= Data to examine =
----------------------------------------
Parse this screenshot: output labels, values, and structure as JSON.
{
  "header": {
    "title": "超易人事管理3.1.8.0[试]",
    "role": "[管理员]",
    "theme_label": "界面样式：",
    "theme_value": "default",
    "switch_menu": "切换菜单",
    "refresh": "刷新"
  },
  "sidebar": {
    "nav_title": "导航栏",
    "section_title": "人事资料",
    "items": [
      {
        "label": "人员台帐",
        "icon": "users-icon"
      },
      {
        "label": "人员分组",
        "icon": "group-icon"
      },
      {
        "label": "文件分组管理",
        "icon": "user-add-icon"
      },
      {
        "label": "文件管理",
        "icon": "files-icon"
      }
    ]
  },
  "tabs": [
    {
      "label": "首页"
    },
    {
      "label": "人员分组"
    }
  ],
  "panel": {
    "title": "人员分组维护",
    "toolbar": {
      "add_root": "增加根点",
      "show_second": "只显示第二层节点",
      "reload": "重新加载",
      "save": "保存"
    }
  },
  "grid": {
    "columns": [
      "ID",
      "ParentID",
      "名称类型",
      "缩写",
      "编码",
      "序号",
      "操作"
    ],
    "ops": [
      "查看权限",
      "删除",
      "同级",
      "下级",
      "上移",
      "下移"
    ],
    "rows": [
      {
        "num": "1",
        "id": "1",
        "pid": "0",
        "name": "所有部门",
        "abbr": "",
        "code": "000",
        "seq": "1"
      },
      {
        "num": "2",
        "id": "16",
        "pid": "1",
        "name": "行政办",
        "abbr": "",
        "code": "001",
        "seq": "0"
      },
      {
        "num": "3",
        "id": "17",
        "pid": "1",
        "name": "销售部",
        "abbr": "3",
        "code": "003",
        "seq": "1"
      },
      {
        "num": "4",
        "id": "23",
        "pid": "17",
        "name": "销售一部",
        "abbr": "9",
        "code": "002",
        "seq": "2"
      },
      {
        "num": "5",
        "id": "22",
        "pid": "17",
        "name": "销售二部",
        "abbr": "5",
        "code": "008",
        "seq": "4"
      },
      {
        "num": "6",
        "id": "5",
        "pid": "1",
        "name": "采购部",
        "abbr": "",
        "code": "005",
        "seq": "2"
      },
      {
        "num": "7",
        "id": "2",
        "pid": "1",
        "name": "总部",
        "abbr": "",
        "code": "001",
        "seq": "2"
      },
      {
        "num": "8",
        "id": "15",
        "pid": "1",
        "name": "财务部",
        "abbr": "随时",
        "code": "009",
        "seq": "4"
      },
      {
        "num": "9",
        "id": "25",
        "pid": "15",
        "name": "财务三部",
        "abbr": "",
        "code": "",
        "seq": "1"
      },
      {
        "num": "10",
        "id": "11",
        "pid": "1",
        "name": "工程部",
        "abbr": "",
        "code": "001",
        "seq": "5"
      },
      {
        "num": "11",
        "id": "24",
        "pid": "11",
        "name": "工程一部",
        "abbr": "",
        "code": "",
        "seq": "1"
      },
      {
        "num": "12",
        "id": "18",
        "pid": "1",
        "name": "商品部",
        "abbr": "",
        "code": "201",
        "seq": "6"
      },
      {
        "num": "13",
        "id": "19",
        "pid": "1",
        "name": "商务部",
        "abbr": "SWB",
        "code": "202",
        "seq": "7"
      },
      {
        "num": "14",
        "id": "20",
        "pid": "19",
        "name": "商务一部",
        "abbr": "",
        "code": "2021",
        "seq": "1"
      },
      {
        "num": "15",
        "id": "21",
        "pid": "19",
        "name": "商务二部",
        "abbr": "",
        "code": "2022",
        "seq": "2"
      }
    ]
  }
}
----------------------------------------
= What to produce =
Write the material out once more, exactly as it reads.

= Answer to this exercise =
Parse this screenshot: output labels, values, and structure as JSON.
{
  "header": {
    "title": "超易人事管理3.1.8.0[试]",
    "role": "[管理员]",
    "theme_label": "界面样式：",
    "theme_value": "default",
    "switch_menu": "切换菜单",
    "refresh": "刷新"
  },
  "sidebar": {
    "nav_title": "导航栏",
    "section_title": "人事资料",
    "items": [
      {
        "label": "人员台帐",
        "icon": "users-icon"
      },
      {
        "label": "人员分组",
        "icon": "group-icon"
      },
      {
        "label": "文件分组管理",
        "icon": "user-add-icon"
      },
      {
        "label": "文件管理",
        "icon": "files-icon"
      }
    ]
  },
  "tabs": [
    {
      "label": "首页"
    },
    {
      "label": "人员分组"
    }
  ],
  "panel": {
    "title": "人员分组维护",
    "toolbar": {
      "add_root": "增加根点",
      "show_second": "只显示第二层节点",
      "reload": "重新加载",
      "save": "保存"
    }
  },
  "grid": {
    "columns": [
      "ID",
      "ParentID",
      "名称类型",
      "缩写",
      "编码",
      "序号",
      "操作"
    ],
    "ops": [
      "查看权限",
      "删除",
      "同级",
      "下级",
      "上移",
      "下移"
    ],
    "rows": [
      {
        "num": "1",
        "id": "1",
        "pid": "0",
        "name": "所有部门",
        "abbr": "",
        "code": "000",
        "seq": "1"
      },
      {
        "num": "2",
        "id": "16",
        "pid": "1",
        "name": "行政办",
        "abbr": "",
        "code": "001",
        "seq": "0"
      },
      {
        "num": "3",
        "id": "17",
        "pid": "1",
        "name": "销售部",
        "abbr": "3",
        "code": "003",
        "seq": "1"
      },
      {
        "num": "4",
        "id": "23",
        "pid": "17",
        "name": "销售一部",
        "abbr": "9",
        "code": "002",
        "seq": "2"
      },
      {
        "num": "5",
        "id": "22",
        "pid": "17",
        "name": "销售二部",
        "abbr": "5",
        "code": "008",
        "seq": "4"
      },
      {
        "num": "6",
        "id": "5",
        "pid": "1",
        "name": "采购部",
        "abbr": "",
        "code": "005",
        "seq": "2"
      },
      {
        "num": "7",
        "id": "2",
        "pid": "1",
        "name": "总部",
        "abbr": "",
        "code": "001",
        "seq": "2"
      },
      {
        "num": "8",
        "id": "15",
        "pid": "1",
        "name": "财务部",
        "abbr": "随时",
        "code": "009",
        "seq": "4"
      },
      {
        "num": "9",
        "id": "25",
        "pid": "15",
        "name": "财务三部",
        "abbr": "",
        "code": "",
        "seq": "1"
      },
      {
        "num": "10",
        "id": "11",
        "pid": "1",
        "name": "工程部",
        "abbr": "",
        "code": "001",
        "seq": "5"
      },
      {
        "num": "11",
        "id": "24",
        "pid": "11",
        "name": "工程一部",
        "abbr": "",
        "code": "",
        "seq": "1"
      },
      {
        "num": "12",
        "id": "18",
        "pid": "1",
        "name": "商品部",
        "abbr": "",
        "code": "201",
        "seq": "6"
      },
      {
        "num": "13",
        "id": "19",
        "pid": "1",
        "name": "商务部",
        "abbr": "SWB",
        "code": "202",
        "seq": "7"
      },
      {
        "num": "14",
        "id": "20",
        "pid": "19",
        "name": "商务一部",
        "abbr": "",
        "code": "2021",
        "seq": "1"
      },
      {
        "num": "15",
        "id": "21",
        "pid": "19",
        "name": "商务二部",
        "abbr": "",
        "code": "2022",
        "seq": "2"
      }
    ]
  }
}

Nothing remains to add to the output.